§ Input records
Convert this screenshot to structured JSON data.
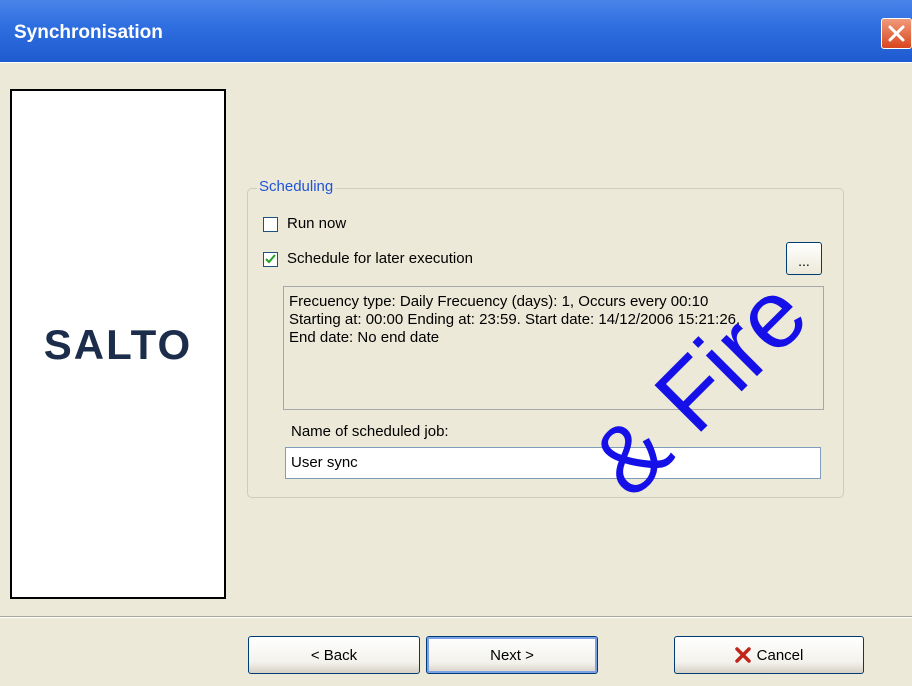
{
  "window": {
    "title": "Synchronisation"
  },
  "logo": {
    "text": "SALTO"
  },
  "scheduling": {
    "group_label": "Scheduling",
    "run_now_label": "Run now",
    "run_now_checked": false,
    "schedule_label": "Schedule for later execution",
    "schedule_checked": true,
    "browse_label": "...",
    "info_lines": [
      "Frecuency type: Daily Frecuency (days): 1, Occurs every 00:10",
      "Starting at: 00:00 Ending at: 23:59. Start date: 14/12/2006 15:21:26,",
      "End date: No end date"
    ],
    "job_name_label": "Name of scheduled job:",
    "job_name_value": "User sync"
  },
  "buttons": {
    "back": "< Back",
    "next": "Next >",
    "cancel": "Cancel"
  },
  "watermark": {
    "text": "& Fire"
  },
  "colors": {
    "titlebar": "#2f6fe0",
    "group_label": "#1f54d8",
    "watermark": "#1510e8"
  }
}
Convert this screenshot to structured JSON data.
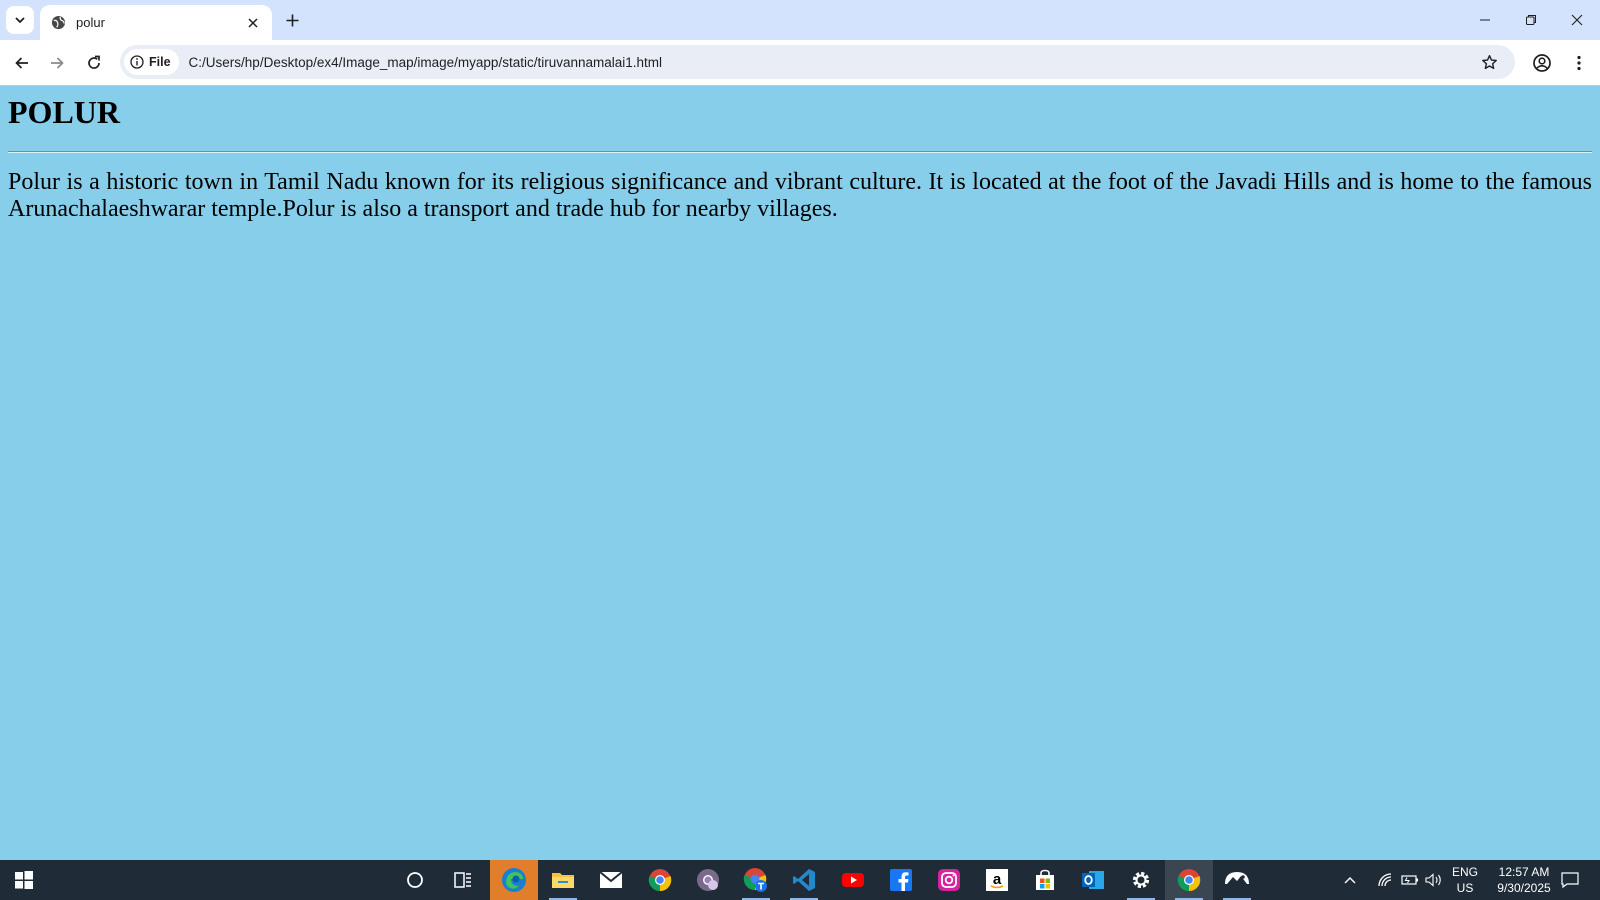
{
  "browser": {
    "tab_title": "polur",
    "site_chip_label": "File",
    "url": "C:/Users/hp/Desktop/ex4/Image_map/image/myapp/static/tiruvannamalai1.html"
  },
  "page": {
    "heading": "POLUR",
    "paragraph": "Polur is a historic town in Tamil Nadu known for its religious significance and vibrant culture. It is located at the foot of the Javadi Hills and is home to the famous Arunachalaeshwarar temple.Polur is also a transport and trade hub for nearby villages.",
    "background_color": "#87ceeb"
  },
  "taskbar": {
    "apps": [
      "start-icon",
      "search-icon",
      "task-view-icon",
      "edge-icon",
      "file-explorer-icon",
      "mail-icon",
      "chrome-icon",
      "chrome-profile-icon",
      "chrome-profile-t-icon",
      "vscode-icon",
      "youtube-icon",
      "facebook-icon",
      "instagram-icon",
      "amazon-icon",
      "store-icon",
      "outlook-icon",
      "settings-icon",
      "chrome-active-icon",
      "photos-icon"
    ],
    "language": "ENG",
    "region": "US",
    "time": "12:57 AM",
    "date": "9/30/2025"
  }
}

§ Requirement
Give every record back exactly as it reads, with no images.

§ Solution for this exercise
Convert this screenshot to structured JSON data.
{
  "window": {
    "title": "Synchronisation"
  },
  "logo": {
    "text": "SALTO"
  },
  "scheduling": {
    "group_label": "Scheduling",
    "run_now_label": "Run now",
    "run_now_checked": false,
    "schedule_label": "Schedule for later execution",
    "schedule_checked": true,
    "browse_label": "...",
    "info_lines": [
      "Frecuency type: Daily Frecuency (days): 1, Occurs every 00:10",
      "Starting at: 00:00 Ending at: 23:59. Start date: 14/12/2006 15:21:26,",
      "End date: No end date"
    ],
    "job_name_label": "Name of scheduled job:",
    "job_name_value": "User sync"
  },
  "buttons": {
    "back": "< Back",
    "next": "Next >",
    "cancel": "Cancel"
  },
  "watermark": {
    "text": "& Fire"
  },
  "colors": {
    "titlebar": "#2f6fe0",
    "group_label": "#1f54d8",
    "watermark": "#1510e8"
  }
}
Convert this screenshot to structured JSON data.
{
  "browser": {
    "tab_title": "polur",
    "site_chip_label": "File",
    "url": "C:/Users/hp/Desktop/ex4/Image_map/image/myapp/static/tiruvannamalai1.html"
  },
  "page": {
    "heading": "POLUR",
    "paragraph": "Polur is a historic town in Tamil Nadu known for its religious significance and vibrant culture. It is located at the foot of the Javadi Hills and is home to the famous Arunachalaeshwarar temple.Polur is also a transport and trade hub for nearby villages.",
    "background_color": "#87ceeb"
  },
  "taskbar": {
    "apps": [
      "start-icon",
      "search-icon",
      "task-view-icon",
      "edge-icon",
      "file-explorer-icon",
      "mail-icon",
      "chrome-icon",
      "chrome-profile-icon",
      "chrome-profile-t-icon",
      "vscode-icon",
      "youtube-icon",
      "facebook-icon",
      "instagram-icon",
      "amazon-icon",
      "store-icon",
      "outlook-icon",
      "settings-icon",
      "chrome-active-icon",
      "photos-icon"
    ],
    "language": "ENG",
    "region": "US",
    "time": "12:57 AM",
    "date": "9/30/2025"
  }
}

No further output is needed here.